• _EXTRACTED DATA_
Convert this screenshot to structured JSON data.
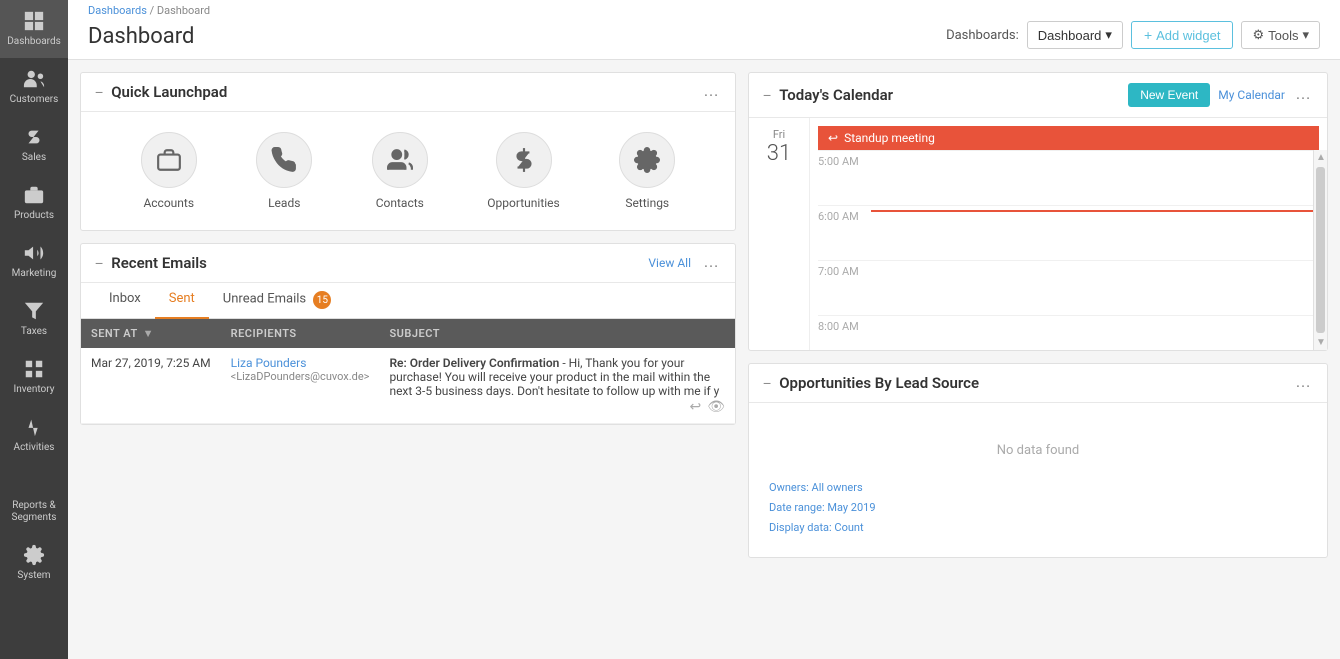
{
  "sidebar": {
    "items": [
      {
        "id": "dashboards",
        "label": "Dashboards",
        "icon": "bar-chart",
        "active": true
      },
      {
        "id": "customers",
        "label": "Customers",
        "icon": "users"
      },
      {
        "id": "sales",
        "label": "Sales",
        "icon": "dollar"
      },
      {
        "id": "products",
        "label": "Products",
        "icon": "briefcase"
      },
      {
        "id": "marketing",
        "label": "Marketing",
        "icon": "megaphone"
      },
      {
        "id": "taxes",
        "label": "Taxes",
        "icon": "filter"
      },
      {
        "id": "inventory",
        "label": "Inventory",
        "icon": "grid"
      },
      {
        "id": "activities",
        "label": "Activities",
        "icon": "puzzle"
      },
      {
        "id": "reports",
        "label": "Reports & Segments",
        "icon": "chart"
      },
      {
        "id": "system",
        "label": "System",
        "icon": "gear"
      }
    ]
  },
  "header": {
    "breadcrumb_link": "Dashboards",
    "breadcrumb_sep": "/",
    "breadcrumb_current": "Dashboard",
    "title": "Dashboard",
    "dashboards_label": "Dashboards:",
    "dropdown_label": "Dashboard",
    "add_widget_label": "+ Add widget",
    "tools_label": "Tools"
  },
  "quick_launchpad": {
    "title": "Quick Launchpad",
    "items": [
      {
        "id": "accounts",
        "label": "Accounts",
        "icon": "briefcase"
      },
      {
        "id": "leads",
        "label": "Leads",
        "icon": "phone"
      },
      {
        "id": "contacts",
        "label": "Contacts",
        "icon": "contacts"
      },
      {
        "id": "opportunities",
        "label": "Opportunities",
        "icon": "dollar"
      },
      {
        "id": "settings",
        "label": "Settings",
        "icon": "gear"
      }
    ]
  },
  "recent_emails": {
    "title": "Recent Emails",
    "view_all": "View All",
    "tabs": [
      {
        "id": "inbox",
        "label": "Inbox",
        "active": false
      },
      {
        "id": "sent",
        "label": "Sent",
        "active": true
      },
      {
        "id": "unread",
        "label": "Unread Emails",
        "badge": "15",
        "active": false
      }
    ],
    "table": {
      "columns": [
        "SENT AT",
        "RECIPIENTS",
        "SUBJECT"
      ],
      "rows": [
        {
          "sent_at": "Mar 27, 2019, 7:25 AM",
          "recipient_name": "Liza Pounders",
          "recipient_email": "<LizaDPounders@cuvox.de>",
          "subject_bold": "Re: Order Delivery Confirmation",
          "subject_body": " - Hi, Thank you for your purchase! You will receive your product in the mail within the next 3-5 business days. Don't hesitate to follow up with me if y"
        }
      ]
    }
  },
  "calendar": {
    "title": "Today's Calendar",
    "new_event_label": "New Event",
    "my_calendar_label": "My Calendar",
    "day_name": "Fri",
    "day_num": "31",
    "event": {
      "label": "Standup meeting",
      "icon": "reply"
    },
    "time_slots": [
      {
        "label": "5:00 AM"
      },
      {
        "label": "6:00 AM",
        "has_line": true
      },
      {
        "label": "7:00 AM"
      },
      {
        "label": "8:00 AM"
      }
    ]
  },
  "opportunities": {
    "title": "Opportunities By Lead Source",
    "no_data": "No data found",
    "meta": [
      "Owners: All owners",
      "Date range: May 2019",
      "Display data: Count"
    ]
  }
}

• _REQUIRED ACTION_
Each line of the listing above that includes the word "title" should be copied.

• _RESPONSE TO THE TASK_
    "title": "Dashboard",
    "title": "Quick Launchpad",
    "title": "Recent Emails",
    "title": "Today's Calendar",
    "title": "Opportunities By Lead Source",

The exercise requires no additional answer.